:: WHAT THIS TASK INVOLVES ::
Whenever a line in the data holds the string "Home", copy that line.

STUDY MATERIAL Block Start

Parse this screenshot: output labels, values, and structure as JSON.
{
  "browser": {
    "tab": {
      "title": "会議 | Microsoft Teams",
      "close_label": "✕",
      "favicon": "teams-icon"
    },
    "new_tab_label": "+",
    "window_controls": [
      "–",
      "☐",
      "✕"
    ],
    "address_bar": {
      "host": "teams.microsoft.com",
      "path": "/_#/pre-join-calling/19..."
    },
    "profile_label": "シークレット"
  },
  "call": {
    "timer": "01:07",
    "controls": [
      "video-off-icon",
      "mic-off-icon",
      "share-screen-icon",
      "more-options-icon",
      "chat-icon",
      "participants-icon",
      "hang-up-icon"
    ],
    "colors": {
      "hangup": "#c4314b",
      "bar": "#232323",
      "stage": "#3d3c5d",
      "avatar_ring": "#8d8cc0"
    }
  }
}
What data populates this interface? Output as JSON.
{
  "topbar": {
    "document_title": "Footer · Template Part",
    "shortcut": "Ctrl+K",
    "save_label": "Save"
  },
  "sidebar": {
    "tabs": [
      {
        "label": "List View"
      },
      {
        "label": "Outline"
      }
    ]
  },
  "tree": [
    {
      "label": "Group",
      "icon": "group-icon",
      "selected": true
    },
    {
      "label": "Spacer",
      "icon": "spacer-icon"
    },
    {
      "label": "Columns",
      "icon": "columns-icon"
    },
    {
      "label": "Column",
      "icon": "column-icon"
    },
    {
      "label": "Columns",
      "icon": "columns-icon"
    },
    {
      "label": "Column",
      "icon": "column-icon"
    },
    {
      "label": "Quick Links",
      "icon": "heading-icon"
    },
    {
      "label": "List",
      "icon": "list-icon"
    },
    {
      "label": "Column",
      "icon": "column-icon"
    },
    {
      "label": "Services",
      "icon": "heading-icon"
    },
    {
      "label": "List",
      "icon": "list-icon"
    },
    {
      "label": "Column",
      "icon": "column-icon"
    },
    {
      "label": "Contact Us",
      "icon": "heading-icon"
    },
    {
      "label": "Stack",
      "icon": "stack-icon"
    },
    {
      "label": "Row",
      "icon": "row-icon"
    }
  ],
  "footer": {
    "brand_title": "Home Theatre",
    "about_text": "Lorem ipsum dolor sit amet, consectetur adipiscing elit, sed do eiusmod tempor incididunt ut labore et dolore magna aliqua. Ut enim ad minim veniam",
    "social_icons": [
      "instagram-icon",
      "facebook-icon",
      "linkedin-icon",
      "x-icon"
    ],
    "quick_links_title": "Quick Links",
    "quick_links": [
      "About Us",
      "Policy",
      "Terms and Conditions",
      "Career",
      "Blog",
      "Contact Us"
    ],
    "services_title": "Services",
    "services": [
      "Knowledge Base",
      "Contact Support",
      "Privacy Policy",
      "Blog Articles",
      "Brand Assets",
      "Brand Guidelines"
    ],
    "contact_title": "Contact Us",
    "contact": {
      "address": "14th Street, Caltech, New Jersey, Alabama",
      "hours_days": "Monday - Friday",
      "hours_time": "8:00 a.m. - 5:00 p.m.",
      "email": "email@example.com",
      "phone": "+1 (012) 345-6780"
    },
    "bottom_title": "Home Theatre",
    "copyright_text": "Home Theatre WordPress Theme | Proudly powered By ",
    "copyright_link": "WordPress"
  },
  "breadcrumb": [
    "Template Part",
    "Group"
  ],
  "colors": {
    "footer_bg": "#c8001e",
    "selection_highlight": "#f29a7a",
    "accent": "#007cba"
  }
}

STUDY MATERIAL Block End

:: EXERCISE ANSWER ::
    "brand_title": "Home Theatre",
    "bottom_title": "Home Theatre",
    "copyright_text": "Home Theatre WordPress Theme | Proudly powered By ",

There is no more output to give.